[Items from an interface collection]
● ● ● ●

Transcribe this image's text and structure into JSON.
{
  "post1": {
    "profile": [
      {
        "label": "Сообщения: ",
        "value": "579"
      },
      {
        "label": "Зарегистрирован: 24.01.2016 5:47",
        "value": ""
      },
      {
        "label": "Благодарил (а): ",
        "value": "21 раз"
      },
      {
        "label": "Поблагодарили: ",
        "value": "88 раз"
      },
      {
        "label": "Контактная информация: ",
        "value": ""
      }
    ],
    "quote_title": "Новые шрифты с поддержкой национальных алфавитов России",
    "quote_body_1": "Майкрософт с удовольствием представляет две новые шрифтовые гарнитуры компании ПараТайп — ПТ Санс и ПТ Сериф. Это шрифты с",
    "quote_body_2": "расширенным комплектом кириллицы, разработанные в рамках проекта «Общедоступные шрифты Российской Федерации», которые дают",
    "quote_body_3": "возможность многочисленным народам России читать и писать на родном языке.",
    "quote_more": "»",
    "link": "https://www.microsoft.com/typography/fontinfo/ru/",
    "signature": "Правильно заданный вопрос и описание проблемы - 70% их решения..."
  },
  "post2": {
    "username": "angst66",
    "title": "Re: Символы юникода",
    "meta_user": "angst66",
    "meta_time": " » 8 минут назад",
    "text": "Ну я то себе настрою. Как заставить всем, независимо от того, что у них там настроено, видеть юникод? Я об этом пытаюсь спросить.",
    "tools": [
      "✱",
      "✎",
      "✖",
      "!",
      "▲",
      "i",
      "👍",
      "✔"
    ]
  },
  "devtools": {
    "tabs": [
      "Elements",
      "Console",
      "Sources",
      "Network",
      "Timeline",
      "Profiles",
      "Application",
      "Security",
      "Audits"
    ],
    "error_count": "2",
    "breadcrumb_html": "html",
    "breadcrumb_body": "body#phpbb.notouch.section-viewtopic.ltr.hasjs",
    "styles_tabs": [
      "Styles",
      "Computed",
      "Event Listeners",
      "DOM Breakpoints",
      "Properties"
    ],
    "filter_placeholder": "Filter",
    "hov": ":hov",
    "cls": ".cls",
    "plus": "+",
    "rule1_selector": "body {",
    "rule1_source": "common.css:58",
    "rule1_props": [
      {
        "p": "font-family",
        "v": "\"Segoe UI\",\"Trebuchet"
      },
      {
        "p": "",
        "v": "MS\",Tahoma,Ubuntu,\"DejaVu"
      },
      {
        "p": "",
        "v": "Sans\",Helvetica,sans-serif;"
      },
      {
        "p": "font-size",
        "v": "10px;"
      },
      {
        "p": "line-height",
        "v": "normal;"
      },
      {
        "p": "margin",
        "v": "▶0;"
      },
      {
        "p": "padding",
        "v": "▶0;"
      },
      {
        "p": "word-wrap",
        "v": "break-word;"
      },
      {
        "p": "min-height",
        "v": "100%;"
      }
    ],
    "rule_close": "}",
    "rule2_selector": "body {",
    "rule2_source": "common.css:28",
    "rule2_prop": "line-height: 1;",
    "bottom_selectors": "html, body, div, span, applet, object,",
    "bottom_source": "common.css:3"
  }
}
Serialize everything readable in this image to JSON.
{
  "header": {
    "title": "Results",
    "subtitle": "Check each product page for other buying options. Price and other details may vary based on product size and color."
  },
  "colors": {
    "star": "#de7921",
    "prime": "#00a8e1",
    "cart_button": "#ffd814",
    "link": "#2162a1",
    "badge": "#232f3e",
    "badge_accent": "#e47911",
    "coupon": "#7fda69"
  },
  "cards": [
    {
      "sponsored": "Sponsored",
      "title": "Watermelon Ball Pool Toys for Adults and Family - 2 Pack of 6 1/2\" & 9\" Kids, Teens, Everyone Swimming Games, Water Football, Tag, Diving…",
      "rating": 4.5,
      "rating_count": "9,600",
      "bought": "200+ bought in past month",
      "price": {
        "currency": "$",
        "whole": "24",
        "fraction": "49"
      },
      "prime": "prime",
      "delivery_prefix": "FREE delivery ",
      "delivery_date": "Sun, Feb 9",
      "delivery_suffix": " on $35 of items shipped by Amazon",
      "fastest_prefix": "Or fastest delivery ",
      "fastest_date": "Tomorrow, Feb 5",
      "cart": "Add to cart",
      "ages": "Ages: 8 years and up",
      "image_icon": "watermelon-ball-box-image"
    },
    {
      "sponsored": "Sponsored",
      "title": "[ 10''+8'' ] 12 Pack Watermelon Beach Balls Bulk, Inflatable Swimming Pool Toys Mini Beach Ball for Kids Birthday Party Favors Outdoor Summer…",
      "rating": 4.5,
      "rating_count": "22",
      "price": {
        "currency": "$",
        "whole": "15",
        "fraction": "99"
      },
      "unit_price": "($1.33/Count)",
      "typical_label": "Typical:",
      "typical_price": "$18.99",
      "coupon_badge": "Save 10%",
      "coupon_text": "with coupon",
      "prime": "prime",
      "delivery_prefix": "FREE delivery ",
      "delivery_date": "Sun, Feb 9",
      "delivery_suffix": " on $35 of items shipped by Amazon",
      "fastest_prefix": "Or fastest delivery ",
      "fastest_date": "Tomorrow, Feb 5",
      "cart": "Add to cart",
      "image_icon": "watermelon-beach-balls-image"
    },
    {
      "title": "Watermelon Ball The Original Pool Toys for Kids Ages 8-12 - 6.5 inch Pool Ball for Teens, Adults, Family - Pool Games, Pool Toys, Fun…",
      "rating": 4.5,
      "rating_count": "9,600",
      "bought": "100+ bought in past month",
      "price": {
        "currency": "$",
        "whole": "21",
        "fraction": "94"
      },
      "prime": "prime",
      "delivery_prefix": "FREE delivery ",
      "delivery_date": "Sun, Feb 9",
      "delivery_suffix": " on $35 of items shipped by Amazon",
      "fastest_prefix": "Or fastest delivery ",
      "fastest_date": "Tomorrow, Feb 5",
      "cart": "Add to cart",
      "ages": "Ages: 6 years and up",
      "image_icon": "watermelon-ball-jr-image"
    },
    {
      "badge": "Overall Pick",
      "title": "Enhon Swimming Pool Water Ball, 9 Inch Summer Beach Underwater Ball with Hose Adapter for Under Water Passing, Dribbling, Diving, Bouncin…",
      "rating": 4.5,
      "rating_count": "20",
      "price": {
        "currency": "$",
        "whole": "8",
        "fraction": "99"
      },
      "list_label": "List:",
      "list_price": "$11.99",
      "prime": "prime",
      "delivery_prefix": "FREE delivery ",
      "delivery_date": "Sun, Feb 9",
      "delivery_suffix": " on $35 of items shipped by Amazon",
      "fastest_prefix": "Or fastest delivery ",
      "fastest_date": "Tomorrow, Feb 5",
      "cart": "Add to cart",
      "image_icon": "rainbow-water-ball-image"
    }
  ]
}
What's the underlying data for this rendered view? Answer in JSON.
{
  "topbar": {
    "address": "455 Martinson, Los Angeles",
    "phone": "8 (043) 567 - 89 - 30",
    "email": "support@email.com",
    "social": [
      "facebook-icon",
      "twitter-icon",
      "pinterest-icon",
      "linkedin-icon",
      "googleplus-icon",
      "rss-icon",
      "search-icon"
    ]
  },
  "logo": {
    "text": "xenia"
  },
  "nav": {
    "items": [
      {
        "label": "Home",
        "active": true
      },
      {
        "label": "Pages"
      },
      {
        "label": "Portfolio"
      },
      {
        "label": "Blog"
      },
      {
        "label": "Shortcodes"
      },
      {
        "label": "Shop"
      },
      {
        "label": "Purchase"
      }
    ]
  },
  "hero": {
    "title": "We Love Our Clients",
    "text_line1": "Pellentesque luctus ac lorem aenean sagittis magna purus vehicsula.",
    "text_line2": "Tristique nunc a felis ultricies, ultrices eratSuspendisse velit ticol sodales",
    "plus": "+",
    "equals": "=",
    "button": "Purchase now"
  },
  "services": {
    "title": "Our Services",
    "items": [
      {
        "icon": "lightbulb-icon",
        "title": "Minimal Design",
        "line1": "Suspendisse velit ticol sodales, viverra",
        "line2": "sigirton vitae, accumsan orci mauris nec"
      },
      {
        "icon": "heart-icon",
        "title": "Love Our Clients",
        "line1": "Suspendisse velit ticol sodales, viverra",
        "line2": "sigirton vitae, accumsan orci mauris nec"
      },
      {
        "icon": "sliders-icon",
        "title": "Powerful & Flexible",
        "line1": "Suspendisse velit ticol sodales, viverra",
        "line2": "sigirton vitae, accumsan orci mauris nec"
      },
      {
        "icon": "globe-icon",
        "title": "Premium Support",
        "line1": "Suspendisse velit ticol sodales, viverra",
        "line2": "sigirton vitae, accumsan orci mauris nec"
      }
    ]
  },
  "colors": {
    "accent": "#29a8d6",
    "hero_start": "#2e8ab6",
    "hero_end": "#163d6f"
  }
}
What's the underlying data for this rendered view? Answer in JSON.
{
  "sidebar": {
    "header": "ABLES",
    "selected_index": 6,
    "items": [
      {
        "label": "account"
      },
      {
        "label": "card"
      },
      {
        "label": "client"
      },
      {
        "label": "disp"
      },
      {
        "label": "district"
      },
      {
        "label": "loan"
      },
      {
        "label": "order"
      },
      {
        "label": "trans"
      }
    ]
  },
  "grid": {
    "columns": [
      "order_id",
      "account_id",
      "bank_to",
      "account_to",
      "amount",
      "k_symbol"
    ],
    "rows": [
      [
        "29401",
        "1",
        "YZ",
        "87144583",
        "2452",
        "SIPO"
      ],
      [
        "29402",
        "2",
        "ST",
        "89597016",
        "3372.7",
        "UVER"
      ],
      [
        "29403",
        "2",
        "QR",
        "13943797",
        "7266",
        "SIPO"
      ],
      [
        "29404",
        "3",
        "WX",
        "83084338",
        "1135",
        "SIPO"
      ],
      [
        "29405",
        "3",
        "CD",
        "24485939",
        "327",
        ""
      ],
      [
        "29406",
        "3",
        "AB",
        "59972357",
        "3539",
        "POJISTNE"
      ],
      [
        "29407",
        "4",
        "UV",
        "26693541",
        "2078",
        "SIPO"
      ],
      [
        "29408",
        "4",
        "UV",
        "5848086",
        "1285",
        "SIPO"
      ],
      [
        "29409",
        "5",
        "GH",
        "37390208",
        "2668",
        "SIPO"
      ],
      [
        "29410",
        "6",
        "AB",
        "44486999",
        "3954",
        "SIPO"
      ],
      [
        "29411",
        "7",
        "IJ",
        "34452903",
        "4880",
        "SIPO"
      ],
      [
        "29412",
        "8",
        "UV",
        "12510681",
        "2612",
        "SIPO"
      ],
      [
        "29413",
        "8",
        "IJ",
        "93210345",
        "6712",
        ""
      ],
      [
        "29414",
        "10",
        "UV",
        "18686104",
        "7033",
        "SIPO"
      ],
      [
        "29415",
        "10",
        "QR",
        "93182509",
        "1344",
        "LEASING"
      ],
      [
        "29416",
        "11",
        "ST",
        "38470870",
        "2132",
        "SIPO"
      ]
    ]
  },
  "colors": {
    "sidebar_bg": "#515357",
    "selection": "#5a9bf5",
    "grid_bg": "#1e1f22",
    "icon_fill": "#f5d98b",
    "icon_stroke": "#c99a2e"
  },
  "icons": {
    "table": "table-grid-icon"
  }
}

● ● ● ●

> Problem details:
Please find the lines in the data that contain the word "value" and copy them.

> Answer space:
        "value": "579"
        "value": ""
        "value": "21 раз"
        "value": "88 раз"
        "value": ""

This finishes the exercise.